Strangers and the Moon


The Review’s Review

17776 (screenshot), by Jon Bois.

Four years after its first chapter was published on SB Nation in 2017, Jon Bois’s serialized multimedia novella 17776: The Future of Football is still my favorite (and some of the only) “new media” lit online. Told through text interspersed with video and graphics that mix satellite imagery, newspaper clippings, and Telestrated sports-field diagrams, the story follows the sentient space probe Pioneer 9 as it flies over the United States of the future: a land in which no one dies any more, but everyone still loves football.

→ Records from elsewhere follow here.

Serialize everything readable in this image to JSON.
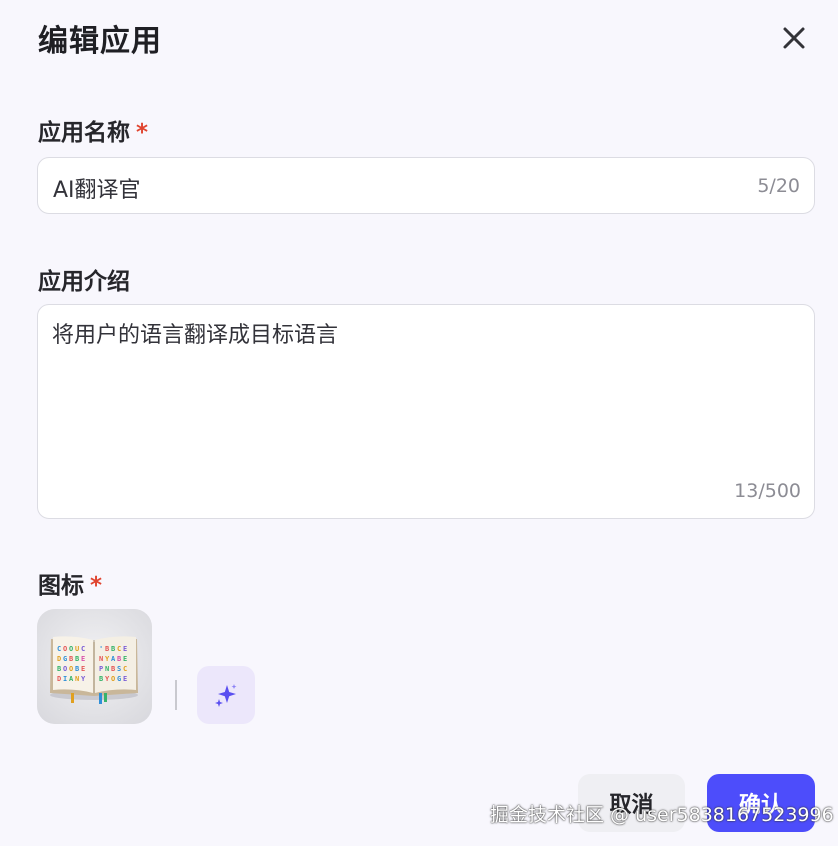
{
  "dialog": {
    "title": "编辑应用"
  },
  "name_field": {
    "label": "应用名称",
    "required_mark": "*",
    "value": "AI翻译官",
    "counter": "5/20"
  },
  "desc_field": {
    "label": "应用介绍",
    "value": "将用户的语言翻译成目标语言",
    "counter": "13/500"
  },
  "icon_field": {
    "label": "图标",
    "required_mark": "*",
    "icon_image": "open-book-colorful-letters",
    "generate_icon": "sparkle-icon"
  },
  "footer": {
    "cancel_label": "取消",
    "confirm_label": "确认"
  },
  "watermark": "掘金技术社区 @ user5838167523996",
  "colors": {
    "background": "#f8f7fd",
    "accent": "#4d4dfb",
    "required": "#e0442f",
    "ai_button_bg": "#ece7fb"
  }
}
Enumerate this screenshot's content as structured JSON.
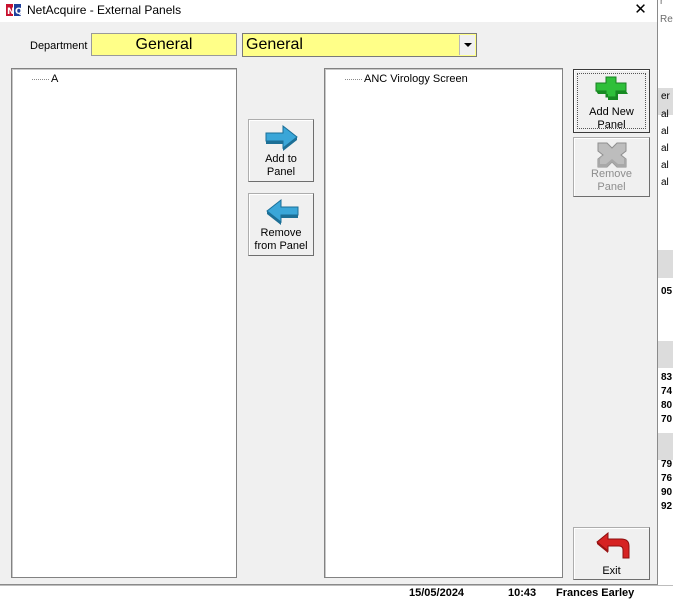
{
  "window": {
    "title": "NetAcquire - External Panels",
    "close_glyph": "✕"
  },
  "department": {
    "label": "Department",
    "value": "General",
    "select_value": "General",
    "highlight_color": "#ffff88"
  },
  "left_tree": {
    "items": [
      "A"
    ]
  },
  "right_tree": {
    "items": [
      "ANC Virology Screen"
    ]
  },
  "buttons": {
    "add_to_panel": "Add to\nPanel",
    "remove_from_panel": "Remove\nfrom Panel",
    "add_new_panel": "Add New\nPanel",
    "remove_panel": "Remove\nPanel",
    "exit": "Exit"
  },
  "icons": {
    "add_to_panel": "arrow-right-icon",
    "remove_from_panel": "arrow-left-icon",
    "add_new_panel": "plus-icon",
    "remove_panel": "remove-icon",
    "exit": "exit-arrow-icon"
  },
  "background_app": {
    "header_fragments": [
      "r",
      "Re"
    ],
    "column_fragments": [
      "er",
      "al",
      "al",
      "al",
      "al",
      "al"
    ],
    "values_a": [
      "05"
    ],
    "values_b": [
      "83",
      "74",
      "80",
      "70"
    ],
    "values_c": [
      "79",
      "76",
      "90",
      "92"
    ],
    "bottom_row": {
      "date": "15/05/2024",
      "time": "10:43",
      "name": "Frances Earley"
    }
  }
}
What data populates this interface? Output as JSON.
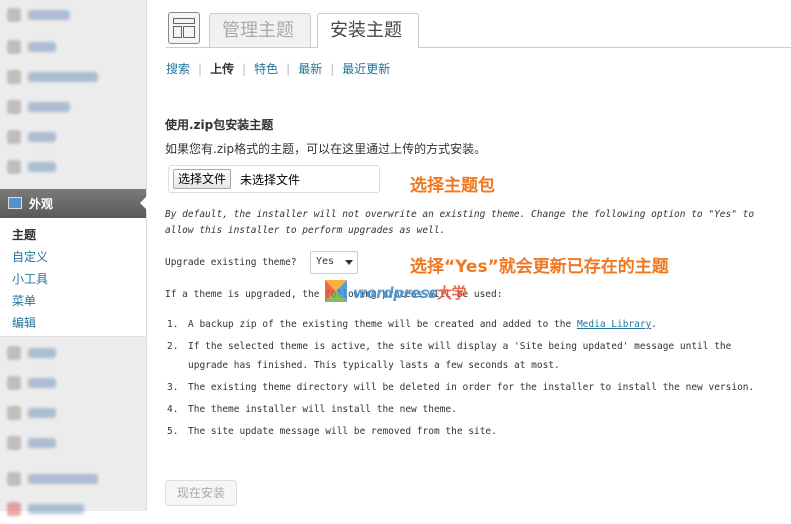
{
  "sidebar": {
    "active": {
      "label": "外观",
      "icon": "appearance-icon"
    },
    "submenu": [
      {
        "label": "主题",
        "current": true
      },
      {
        "label": "自定义",
        "current": false
      },
      {
        "label": "小工具",
        "current": false
      },
      {
        "label": "菜单",
        "current": false
      },
      {
        "label": "编辑",
        "current": false
      }
    ]
  },
  "tabs": [
    {
      "label": "管理主题",
      "active": false
    },
    {
      "label": "安装主题",
      "active": true
    }
  ],
  "subnav": [
    {
      "label": "搜索",
      "current": false
    },
    {
      "label": "上传",
      "current": true
    },
    {
      "label": "特色",
      "current": false
    },
    {
      "label": "最新",
      "current": false
    },
    {
      "label": "最近更新",
      "current": false
    }
  ],
  "upload": {
    "title": "使用.zip包安装主题",
    "description": "如果您有.zip格式的主题，可以在这里通过上传的方式安装。",
    "choose_button": "选择文件",
    "no_file": "未选择文件"
  },
  "note": "By default, the installer will not overwrite an existing theme. Change the following option to \"Yes\" to allow this installer to perform upgrades as well.",
  "upgrade": {
    "label": "Upgrade existing theme?",
    "value": "Yes"
  },
  "process_intro": "If a theme is upgraded, the following process will be used:",
  "steps": [
    {
      "num": "1.",
      "text": "A backup zip of the existing theme will be created and added to the ",
      "link": "Media Library",
      "suffix": "."
    },
    {
      "num": "2.",
      "text": "If the selected theme is active, the site will display a 'Site being updated' message until the upgrade has finished. This typically lasts a few seconds at most."
    },
    {
      "num": "3.",
      "text": "The existing theme directory will be deleted in order for the installer to install the new version."
    },
    {
      "num": "4.",
      "text": "The theme installer will install the new theme."
    },
    {
      "num": "5.",
      "text": "The site update message will be removed from the site."
    }
  ],
  "install_button": "现在安装",
  "annotations": {
    "choose_package": "选择主题包",
    "select_yes": "选择“Yes”就会更新已存在的主题"
  },
  "watermark": {
    "text": "wordpress",
    "cn": "大学"
  },
  "colors": {
    "link": "#21759b",
    "annotation": "#f07820"
  }
}
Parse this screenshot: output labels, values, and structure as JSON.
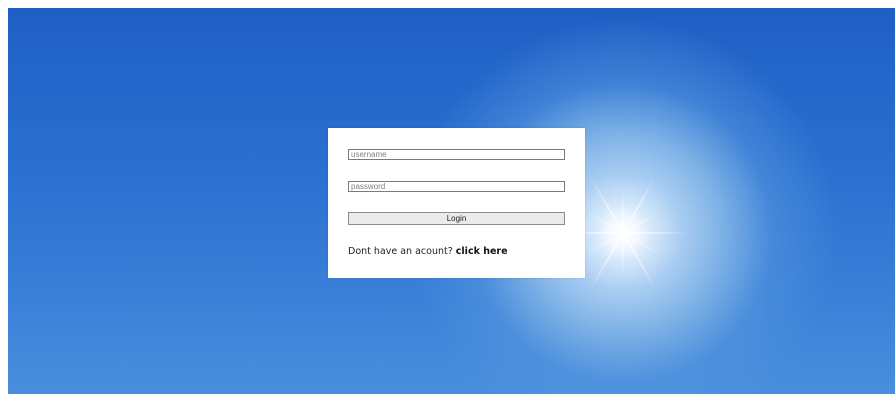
{
  "background": {
    "description_colors": {
      "sky_top": "#1f5fc5",
      "sky_bottom": "#4a8fdd",
      "sun": "#ffffff"
    }
  },
  "login": {
    "username_placeholder": "username",
    "password_placeholder": "password",
    "login_label": "Login",
    "signup_prompt": "Dont have an acount?",
    "signup_link": "click here"
  }
}
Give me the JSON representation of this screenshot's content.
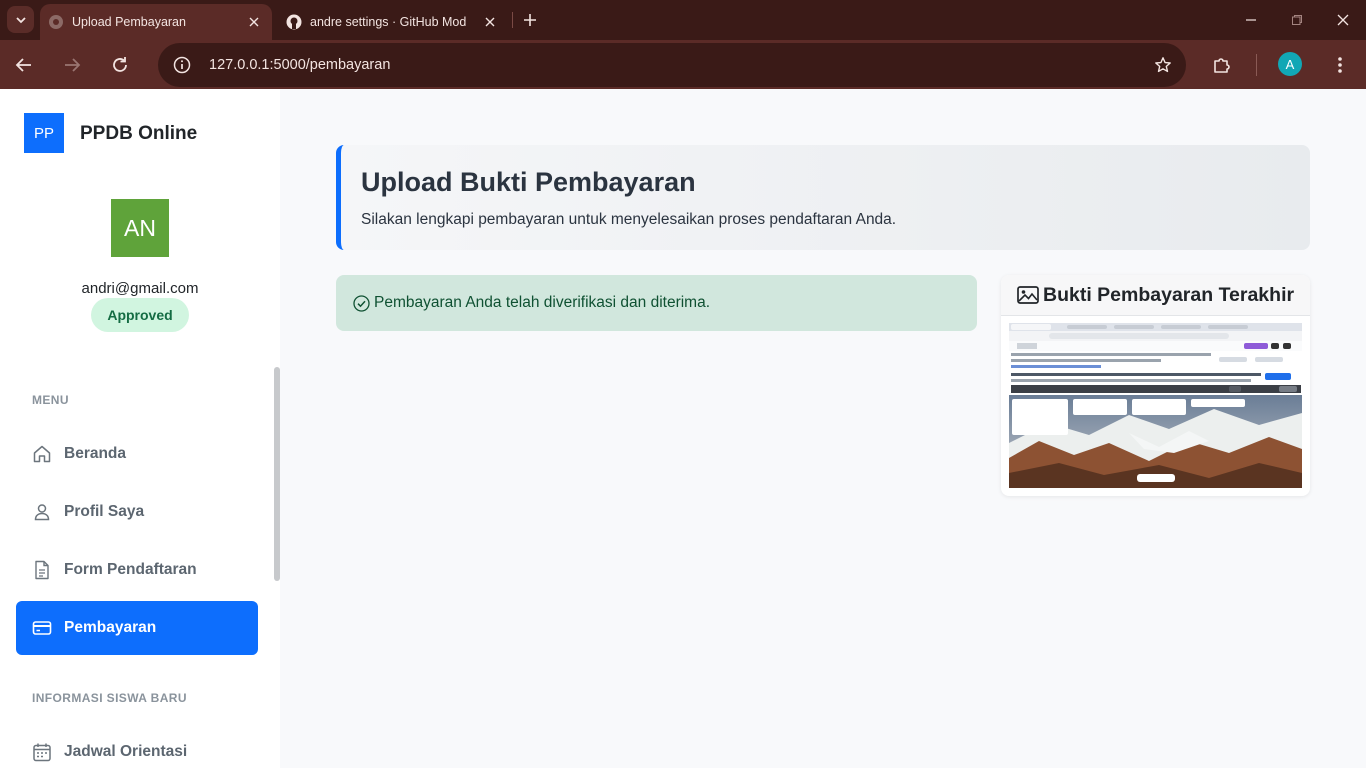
{
  "browser": {
    "tabs": [
      {
        "title": "Upload Pembayaran",
        "active": true
      },
      {
        "title": "andre settings · GitHub Mod",
        "active": false
      }
    ],
    "url": "127.0.0.1:5000/pembayaran",
    "profile_initial": "A"
  },
  "sidebar": {
    "brand_logo": "PP",
    "brand_name": "PPDB Online",
    "user": {
      "initials": "AN",
      "email": "andri@gmail.com",
      "status": "Approved"
    },
    "sections": [
      {
        "heading": "MENU",
        "items": [
          {
            "label": "Beranda",
            "icon": "home-icon",
            "active": false
          },
          {
            "label": "Profil Saya",
            "icon": "person-icon",
            "active": false
          },
          {
            "label": "Form Pendaftaran",
            "icon": "document-icon",
            "active": false
          },
          {
            "label": "Pembayaran",
            "icon": "credit-card-icon",
            "active": true
          }
        ]
      },
      {
        "heading": "INFORMASI SISWA BARU",
        "items": [
          {
            "label": "Jadwal Orientasi",
            "icon": "calendar-icon",
            "active": false
          }
        ]
      }
    ]
  },
  "main": {
    "header": {
      "title": "Upload Bukti Pembayaran",
      "subtitle": "Silakan lengkapi pembayaran untuk menyelesaikan proses pendaftaran Anda."
    },
    "alert": {
      "text": "Pembayaran Anda telah diverifikasi dan diterima."
    },
    "proof": {
      "title": "Bukti Pembayaran Terakhir"
    }
  },
  "colors": {
    "primary": "#0d6efd",
    "browser_frame": "#3a1a17",
    "browser_toolbar": "#5b2b27",
    "success_bg": "#d1e7dd",
    "success_text": "#0f5132",
    "avatar": "#5fa33a"
  }
}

With their newfound immortality, Americans have developed more and more baroque constellations of rules for their favorite game, sending their players on elaborate, millennia-long scavenger hunts across the country. An epic reminiscent of Infinite Jest, it’s a dazzlingly idiosyncratic work of art that is equal parts exercise in speculative game design, history of a dying empire, and fable about the meaning of play, humanity, and technology. But 17776 isn’t just an experiment with form; Bois is a startlingly sensitive writer, and scrolling through his simple, color-coded dialogue feels like looking at the 1967 photo of Earth taken by an astronaut on the Apollo 8 mission: lonely, but awe-inducing. —Olivia Kan-Sperling 

The world depicted in the Colombian writer Evelio Rosero’s novella Stranger to the Moon (translated by Victor Meadowcroft and Anne McLean) is one of cruelty and excess, a series of physical struggles and acts of sexualized violence inflicted by the vicious “clothed” onto the “unclothed” they oppress. Told from the perspective of one of the unclothed, this is a hallucinatory read, brief and bizarre, and yet the murky boundaries, pathological masochism, and fascistic pull toward brutality it depicts tap into a frighteningly familiar human need to destroy—one we’ve seen reflected in the political realities of the twentieth and twenty-first centuries. —Rhian Sasseen

I found a marked-up copy of The Accidental in a pile of books given to one of my sisters by a friend who was moving house. I knew little of Ali Smith before I started reading, but now I want to read all of her books. This one dives swiftly and deeply into several characters’ consciousnesses, each filtering the awful world through a particular kind of brain: an aspiring filmmaker, a brilliant physics student, a fairly bad poet, a writer of imaginary interviews. It manages youthful points of view with both sympathy and sophistication, and zero nostalgia. There is something so special about books that drop into one’s life, as opposed to those one aspires to read. Aspirational books can, and often do, disappoint. Found books hardly do that, and when they are delightful, it feels like a gift from the universe. —Jane Breakell

17776 (screenshot), by Jon Bois.